Located in the south wing is the church, which follows the late medieval tradition of monastic churches. It has a quadrangular floor plan with a single nave and chapels set between original butresses; it does not have a transept and it adheres to the traditional typology and features of the Valencian Gothic. It has a deep presbytery and an extensive choir at the foot of the temple.

It has two access ways. The first leads to the exterior and its soberly constructed Gothic door, based on mouldings and pilasters, following the typical moulded ogival style, opens onto the plaza. Over the door can be seen a stand, which used to house an image of the Virgin Mary, now disappeared. The second door provides access to the cloister.

The primitive 14th Century church was in Gothic style, with five ogival diaphragm arches that divided it into sections; it had a gabled roof.

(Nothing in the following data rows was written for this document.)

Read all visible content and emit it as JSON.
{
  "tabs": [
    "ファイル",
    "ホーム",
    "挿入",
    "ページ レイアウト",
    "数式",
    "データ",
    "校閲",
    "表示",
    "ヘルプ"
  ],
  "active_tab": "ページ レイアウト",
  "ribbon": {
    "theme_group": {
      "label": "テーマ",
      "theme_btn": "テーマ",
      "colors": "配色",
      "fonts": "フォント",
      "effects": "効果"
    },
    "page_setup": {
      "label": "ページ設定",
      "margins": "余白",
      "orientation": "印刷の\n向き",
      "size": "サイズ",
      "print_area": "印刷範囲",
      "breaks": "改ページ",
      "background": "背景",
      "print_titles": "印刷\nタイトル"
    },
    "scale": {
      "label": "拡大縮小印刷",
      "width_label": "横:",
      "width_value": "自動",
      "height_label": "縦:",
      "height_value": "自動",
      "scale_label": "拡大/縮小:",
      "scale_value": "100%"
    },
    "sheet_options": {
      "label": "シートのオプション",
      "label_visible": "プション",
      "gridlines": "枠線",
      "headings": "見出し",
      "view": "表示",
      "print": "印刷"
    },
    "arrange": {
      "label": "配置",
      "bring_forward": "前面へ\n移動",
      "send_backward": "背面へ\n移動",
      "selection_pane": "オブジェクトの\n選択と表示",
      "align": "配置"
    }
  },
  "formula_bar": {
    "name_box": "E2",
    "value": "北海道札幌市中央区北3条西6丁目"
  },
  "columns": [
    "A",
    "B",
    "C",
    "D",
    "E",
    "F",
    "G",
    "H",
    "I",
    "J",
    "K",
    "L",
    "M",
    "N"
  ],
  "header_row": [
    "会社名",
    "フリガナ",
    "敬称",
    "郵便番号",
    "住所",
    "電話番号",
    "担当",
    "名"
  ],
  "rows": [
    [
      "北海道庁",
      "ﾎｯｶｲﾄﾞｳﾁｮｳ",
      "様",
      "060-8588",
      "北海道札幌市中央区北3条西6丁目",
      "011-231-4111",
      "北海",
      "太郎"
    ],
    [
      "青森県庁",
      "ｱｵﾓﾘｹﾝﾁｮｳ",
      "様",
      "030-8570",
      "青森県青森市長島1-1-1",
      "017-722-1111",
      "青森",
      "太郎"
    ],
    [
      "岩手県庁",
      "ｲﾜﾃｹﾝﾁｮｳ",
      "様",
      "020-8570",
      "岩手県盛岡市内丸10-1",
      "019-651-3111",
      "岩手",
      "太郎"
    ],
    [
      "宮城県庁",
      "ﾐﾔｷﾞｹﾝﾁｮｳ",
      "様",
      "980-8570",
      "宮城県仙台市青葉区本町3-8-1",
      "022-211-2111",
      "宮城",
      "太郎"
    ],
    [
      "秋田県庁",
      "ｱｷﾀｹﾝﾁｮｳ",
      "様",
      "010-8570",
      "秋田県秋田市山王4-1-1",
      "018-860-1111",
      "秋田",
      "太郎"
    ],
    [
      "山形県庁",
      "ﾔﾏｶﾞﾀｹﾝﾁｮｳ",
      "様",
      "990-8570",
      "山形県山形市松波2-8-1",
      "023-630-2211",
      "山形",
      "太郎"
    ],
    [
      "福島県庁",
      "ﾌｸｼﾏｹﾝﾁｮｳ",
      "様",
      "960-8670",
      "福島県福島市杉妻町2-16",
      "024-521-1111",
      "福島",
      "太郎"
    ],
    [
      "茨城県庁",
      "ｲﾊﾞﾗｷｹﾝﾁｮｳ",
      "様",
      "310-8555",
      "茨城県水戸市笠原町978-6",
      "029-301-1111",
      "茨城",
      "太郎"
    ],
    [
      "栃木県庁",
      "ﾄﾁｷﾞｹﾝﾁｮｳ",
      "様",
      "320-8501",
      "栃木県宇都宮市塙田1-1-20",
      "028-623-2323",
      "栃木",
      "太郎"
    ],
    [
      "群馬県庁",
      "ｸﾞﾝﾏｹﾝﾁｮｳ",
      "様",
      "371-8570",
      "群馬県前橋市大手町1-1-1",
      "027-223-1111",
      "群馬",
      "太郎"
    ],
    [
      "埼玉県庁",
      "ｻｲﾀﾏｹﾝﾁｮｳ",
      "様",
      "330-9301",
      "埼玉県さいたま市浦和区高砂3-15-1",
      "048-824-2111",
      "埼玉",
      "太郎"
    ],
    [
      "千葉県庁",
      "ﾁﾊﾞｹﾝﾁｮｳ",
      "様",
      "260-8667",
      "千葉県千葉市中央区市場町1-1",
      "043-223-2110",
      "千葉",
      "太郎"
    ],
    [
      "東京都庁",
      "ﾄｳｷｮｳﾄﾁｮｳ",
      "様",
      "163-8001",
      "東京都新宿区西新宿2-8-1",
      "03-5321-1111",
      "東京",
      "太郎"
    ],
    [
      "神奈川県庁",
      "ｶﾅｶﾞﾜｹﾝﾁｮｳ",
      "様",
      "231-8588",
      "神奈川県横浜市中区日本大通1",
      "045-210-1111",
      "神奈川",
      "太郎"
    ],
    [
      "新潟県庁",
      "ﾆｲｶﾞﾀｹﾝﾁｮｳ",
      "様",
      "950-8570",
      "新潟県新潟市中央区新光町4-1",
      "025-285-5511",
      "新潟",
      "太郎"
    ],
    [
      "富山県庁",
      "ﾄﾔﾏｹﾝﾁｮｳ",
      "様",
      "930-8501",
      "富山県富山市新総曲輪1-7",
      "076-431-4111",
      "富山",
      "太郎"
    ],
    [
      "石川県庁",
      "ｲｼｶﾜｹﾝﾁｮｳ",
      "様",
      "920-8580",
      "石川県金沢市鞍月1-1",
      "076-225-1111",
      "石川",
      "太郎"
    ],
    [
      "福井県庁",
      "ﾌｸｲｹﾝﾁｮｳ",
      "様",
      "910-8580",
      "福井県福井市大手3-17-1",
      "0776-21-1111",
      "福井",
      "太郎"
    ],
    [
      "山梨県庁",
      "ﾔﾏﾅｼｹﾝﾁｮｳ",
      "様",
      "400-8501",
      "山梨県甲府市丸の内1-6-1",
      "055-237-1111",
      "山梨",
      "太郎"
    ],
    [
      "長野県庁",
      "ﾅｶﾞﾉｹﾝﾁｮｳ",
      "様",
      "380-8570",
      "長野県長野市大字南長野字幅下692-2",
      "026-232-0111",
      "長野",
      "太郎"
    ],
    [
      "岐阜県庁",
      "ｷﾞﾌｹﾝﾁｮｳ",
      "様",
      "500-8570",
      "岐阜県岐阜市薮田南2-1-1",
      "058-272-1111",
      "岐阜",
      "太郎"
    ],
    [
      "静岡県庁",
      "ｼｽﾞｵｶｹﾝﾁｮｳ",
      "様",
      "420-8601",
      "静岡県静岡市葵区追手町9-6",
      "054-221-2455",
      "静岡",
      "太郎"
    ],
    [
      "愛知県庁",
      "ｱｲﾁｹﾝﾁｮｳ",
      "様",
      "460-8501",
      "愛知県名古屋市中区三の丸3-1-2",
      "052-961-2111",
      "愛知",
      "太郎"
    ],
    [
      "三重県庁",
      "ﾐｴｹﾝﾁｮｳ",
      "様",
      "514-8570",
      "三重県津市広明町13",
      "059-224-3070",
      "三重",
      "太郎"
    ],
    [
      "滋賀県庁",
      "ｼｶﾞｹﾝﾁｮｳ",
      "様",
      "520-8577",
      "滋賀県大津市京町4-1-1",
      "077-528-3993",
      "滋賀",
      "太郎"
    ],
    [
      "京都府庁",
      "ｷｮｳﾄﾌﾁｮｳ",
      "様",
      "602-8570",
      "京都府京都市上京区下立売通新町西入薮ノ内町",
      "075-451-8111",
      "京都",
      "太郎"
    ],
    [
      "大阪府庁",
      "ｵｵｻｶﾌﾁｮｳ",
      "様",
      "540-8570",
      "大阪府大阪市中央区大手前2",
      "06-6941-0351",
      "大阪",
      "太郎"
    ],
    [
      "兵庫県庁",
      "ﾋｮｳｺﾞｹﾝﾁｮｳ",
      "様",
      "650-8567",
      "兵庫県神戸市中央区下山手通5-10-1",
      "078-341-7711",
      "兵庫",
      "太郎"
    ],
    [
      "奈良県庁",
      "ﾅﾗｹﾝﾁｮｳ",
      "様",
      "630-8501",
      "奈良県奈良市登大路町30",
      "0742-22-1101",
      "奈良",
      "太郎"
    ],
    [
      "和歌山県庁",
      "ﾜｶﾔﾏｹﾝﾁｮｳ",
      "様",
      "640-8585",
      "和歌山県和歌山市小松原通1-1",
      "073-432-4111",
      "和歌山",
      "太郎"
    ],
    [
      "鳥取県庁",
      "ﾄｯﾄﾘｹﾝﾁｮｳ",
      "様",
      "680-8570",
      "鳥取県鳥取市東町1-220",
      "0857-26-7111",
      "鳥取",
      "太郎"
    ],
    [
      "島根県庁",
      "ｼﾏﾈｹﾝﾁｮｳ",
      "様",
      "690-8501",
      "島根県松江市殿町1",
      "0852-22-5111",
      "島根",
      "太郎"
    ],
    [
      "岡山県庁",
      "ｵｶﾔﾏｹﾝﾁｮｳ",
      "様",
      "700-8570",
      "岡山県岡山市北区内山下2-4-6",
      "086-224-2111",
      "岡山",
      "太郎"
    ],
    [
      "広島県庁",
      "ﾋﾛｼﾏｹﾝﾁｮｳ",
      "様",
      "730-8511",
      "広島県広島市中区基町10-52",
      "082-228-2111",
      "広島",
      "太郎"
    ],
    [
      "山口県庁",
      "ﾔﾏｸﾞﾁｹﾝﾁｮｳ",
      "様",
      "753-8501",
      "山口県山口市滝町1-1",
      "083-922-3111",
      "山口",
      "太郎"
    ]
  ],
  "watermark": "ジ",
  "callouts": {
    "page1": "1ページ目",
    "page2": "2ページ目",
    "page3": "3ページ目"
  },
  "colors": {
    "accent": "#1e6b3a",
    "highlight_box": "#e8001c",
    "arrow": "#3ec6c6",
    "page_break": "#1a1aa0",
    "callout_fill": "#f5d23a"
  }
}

During the 18th Century the church was transformed into the Gothic style; to achieve this part of the arches were demolished in order to increase their height and to cover the nave with a barrel vault with lunettes.

The Chapel to the Virgin of Health, constructed in the 18th Century, used to stand on the Epistle side, but the only part of this that remains is the door that bears the anagram of the image of the Virgin.

Ausias March chose the side chapels as the burial tombs for his two wives, Isabel Martorell and Joana Escorna.

A feature of the altar area of the church is a wide rectangular chancel from which two access ways open, one on each side, which lead to two small rooms that flank the tabernacle. This area has a quadrangular floor plan and is covered by a cupola with a lantern and baroque decoration with plant motifs. The floors is covered with Valencian tiles from the 16th Century.

The choir is located at the foot of the church and its lower part is divided up into two sections, one of which is delimited by two round arches. Between these can be found a groin vault, which is flanked by two more arches that are also rounded and frame the entrances to the church. These arches are supported by capitals bearing the coat of arms of the first Duke of Gandia, Alfonso I of Aragon, decorated with figurative, plant and pastoral motifs.

The upper choir has a rectangular floor plan and is covered by a stellar vault with lunettes, which were decorated with paintings and venerations in the corners. The roundels that are distributed around the vault are also decorated.